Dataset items
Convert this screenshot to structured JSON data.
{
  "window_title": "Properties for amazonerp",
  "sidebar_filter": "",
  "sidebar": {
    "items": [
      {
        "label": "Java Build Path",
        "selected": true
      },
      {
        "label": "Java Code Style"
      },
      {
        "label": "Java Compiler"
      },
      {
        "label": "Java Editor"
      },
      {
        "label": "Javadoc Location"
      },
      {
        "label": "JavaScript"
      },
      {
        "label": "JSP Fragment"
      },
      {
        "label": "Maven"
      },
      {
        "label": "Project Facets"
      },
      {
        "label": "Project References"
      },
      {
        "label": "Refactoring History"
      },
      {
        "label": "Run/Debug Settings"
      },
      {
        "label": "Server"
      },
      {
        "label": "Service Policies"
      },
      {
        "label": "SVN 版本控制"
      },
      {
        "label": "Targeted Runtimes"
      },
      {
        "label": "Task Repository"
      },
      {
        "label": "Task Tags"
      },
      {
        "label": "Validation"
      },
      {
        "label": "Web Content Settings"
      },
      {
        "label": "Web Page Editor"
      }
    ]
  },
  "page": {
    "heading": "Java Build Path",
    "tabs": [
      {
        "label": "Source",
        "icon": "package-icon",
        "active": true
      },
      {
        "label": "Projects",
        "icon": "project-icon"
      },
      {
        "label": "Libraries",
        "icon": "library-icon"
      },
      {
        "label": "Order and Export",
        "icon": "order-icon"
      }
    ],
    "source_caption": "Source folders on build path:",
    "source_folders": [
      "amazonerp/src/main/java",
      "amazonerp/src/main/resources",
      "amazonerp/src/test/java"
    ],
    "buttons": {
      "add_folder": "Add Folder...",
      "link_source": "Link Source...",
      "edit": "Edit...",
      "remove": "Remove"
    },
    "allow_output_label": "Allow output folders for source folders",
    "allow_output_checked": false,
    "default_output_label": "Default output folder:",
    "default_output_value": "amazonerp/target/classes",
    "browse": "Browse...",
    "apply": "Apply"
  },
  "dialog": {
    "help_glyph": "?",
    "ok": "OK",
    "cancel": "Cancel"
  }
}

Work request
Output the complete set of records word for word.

Output for this exercise
Convert this screenshot to structured JSON data.
{
  "window_title": "Properties for amazonerp",
  "sidebar_filter": "",
  "sidebar": {
    "items": [
      {
        "label": "Java Build Path",
        "selected": true
      },
      {
        "label": "Java Code Style"
      },
      {
        "label": "Java Compiler"
      },
      {
        "label": "Java Editor"
      },
      {
        "label": "Javadoc Location"
      },
      {
        "label": "JavaScript"
      },
      {
        "label": "JSP Fragment"
      },
      {
        "label": "Maven"
      },
      {
        "label": "Project Facets"
      },
      {
        "label": "Project References"
      },
      {
        "label": "Refactoring History"
      },
      {
        "label": "Run/Debug Settings"
      },
      {
        "label": "Server"
      },
      {
        "label": "Service Policies"
      },
      {
        "label": "SVN 版本控制"
      },
      {
        "label": "Targeted Runtimes"
      },
      {
        "label": "Task Repository"
      },
      {
        "label": "Task Tags"
      },
      {
        "label": "Validation"
      },
      {
        "label": "Web Content Settings"
      },
      {
        "label": "Web Page Editor"
      }
    ]
  },
  "page": {
    "heading": "Java Build Path",
    "tabs": [
      {
        "label": "Source",
        "icon": "package-icon",
        "active": true
      },
      {
        "label": "Projects",
        "icon": "project-icon"
      },
      {
        "label": "Libraries",
        "icon": "library-icon"
      },
      {
        "label": "Order and Export",
        "icon": "order-icon"
      }
    ],
    "source_caption": "Source folders on build path:",
    "source_folders": [
      "amazonerp/src/main/java",
      "amazonerp/src/main/resources",
      "amazonerp/src/test/java"
    ],
    "buttons": {
      "add_folder": "Add Folder...",
      "link_source": "Link Source...",
      "edit": "Edit...",
      "remove": "Remove"
    },
    "allow_output_label": "Allow output folders for source folders",
    "allow_output_checked": false,
    "default_output_label": "Default output folder:",
    "default_output_value": "amazonerp/target/classes",
    "browse": "Browse...",
    "apply": "Apply"
  },
  "dialog": {
    "help_glyph": "?",
    "ok": "OK",
    "cancel": "Cancel"
  }
}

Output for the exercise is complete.